RECORDED INFORMATION:
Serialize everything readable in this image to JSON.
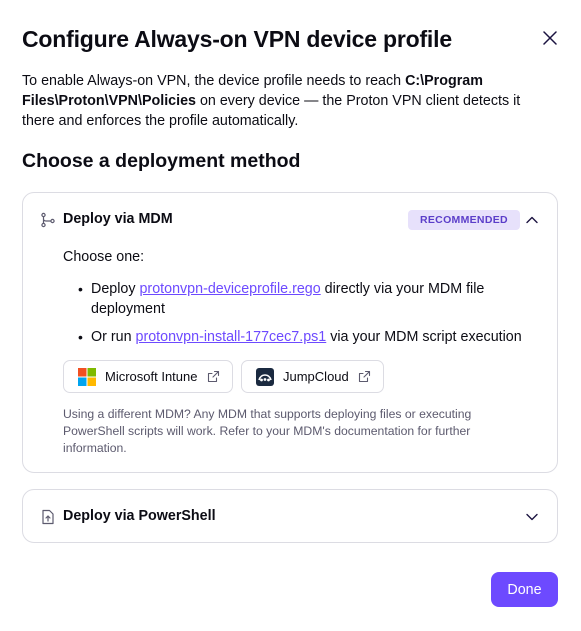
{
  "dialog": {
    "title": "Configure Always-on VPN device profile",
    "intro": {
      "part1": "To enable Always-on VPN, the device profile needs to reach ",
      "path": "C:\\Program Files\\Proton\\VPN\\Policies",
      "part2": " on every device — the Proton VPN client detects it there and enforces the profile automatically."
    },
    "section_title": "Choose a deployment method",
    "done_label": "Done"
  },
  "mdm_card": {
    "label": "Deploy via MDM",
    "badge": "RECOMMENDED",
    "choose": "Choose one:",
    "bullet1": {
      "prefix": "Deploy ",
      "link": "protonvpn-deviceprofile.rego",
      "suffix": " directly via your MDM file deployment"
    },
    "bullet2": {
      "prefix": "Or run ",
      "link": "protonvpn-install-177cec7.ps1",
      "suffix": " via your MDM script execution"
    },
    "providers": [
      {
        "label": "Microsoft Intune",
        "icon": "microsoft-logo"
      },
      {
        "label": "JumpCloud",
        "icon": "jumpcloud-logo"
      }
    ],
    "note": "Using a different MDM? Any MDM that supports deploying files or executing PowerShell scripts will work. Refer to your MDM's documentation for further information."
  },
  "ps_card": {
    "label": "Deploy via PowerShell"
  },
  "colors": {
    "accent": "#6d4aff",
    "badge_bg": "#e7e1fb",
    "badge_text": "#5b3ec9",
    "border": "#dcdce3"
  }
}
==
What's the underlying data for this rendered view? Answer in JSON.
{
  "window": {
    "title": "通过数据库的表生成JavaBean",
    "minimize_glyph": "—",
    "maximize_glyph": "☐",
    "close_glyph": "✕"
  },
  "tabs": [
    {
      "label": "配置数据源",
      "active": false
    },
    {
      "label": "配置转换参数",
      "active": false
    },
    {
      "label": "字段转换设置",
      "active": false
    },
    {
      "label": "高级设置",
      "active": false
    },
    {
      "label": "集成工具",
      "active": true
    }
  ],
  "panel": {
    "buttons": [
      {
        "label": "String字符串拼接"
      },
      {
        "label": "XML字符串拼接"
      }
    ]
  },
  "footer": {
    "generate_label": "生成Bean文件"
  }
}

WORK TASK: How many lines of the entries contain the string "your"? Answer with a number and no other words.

ANSWER TO THE EXERCISE: 3